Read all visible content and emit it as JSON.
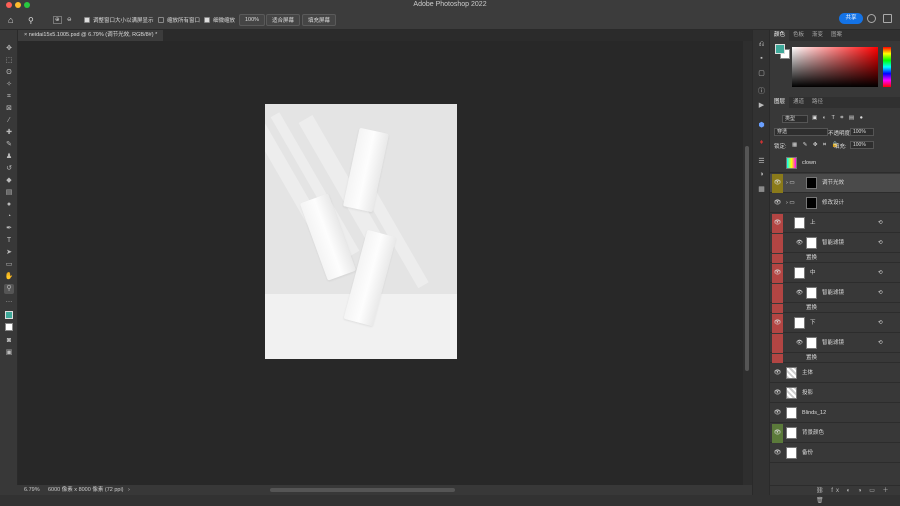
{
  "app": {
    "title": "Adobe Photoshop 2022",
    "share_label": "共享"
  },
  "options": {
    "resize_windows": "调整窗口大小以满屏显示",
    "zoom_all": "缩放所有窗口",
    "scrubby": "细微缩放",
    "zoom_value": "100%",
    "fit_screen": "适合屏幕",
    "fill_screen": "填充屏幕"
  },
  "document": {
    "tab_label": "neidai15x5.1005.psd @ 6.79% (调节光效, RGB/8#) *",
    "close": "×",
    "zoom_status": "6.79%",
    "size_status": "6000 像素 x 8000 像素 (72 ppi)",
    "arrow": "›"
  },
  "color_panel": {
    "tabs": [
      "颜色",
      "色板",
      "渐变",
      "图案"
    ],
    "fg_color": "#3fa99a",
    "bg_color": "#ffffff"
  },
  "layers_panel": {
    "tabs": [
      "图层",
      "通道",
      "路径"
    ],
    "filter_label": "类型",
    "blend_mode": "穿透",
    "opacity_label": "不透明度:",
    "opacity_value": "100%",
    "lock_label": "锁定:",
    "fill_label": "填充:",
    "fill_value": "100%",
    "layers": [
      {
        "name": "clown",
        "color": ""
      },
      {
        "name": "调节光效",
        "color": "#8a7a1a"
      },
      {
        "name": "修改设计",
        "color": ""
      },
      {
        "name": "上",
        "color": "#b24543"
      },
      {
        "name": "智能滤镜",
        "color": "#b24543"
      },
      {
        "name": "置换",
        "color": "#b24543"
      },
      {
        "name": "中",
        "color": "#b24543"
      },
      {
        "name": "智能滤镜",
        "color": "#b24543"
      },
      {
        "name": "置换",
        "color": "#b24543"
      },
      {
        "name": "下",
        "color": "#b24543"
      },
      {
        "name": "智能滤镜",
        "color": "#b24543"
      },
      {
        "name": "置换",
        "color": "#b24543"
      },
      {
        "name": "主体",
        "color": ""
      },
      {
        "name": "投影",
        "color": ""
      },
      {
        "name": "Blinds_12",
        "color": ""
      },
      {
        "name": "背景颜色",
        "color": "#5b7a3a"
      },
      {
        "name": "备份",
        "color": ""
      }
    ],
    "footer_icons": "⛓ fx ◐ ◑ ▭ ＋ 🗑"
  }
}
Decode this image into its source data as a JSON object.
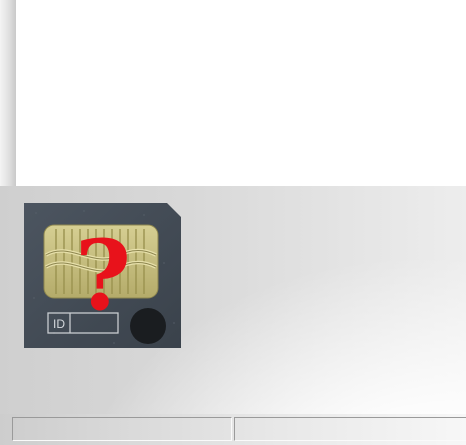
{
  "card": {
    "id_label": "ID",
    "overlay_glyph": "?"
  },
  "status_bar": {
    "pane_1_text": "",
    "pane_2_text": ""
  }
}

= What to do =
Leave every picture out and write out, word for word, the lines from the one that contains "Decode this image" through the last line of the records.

= Answer section =
Decode this image into its source data as a JSON object.
{
  "card": {
    "id_label": "ID",
    "overlay_glyph": "?"
  },
  "status_bar": {
    "pane_1_text": "",
    "pane_2_text": ""
  }
}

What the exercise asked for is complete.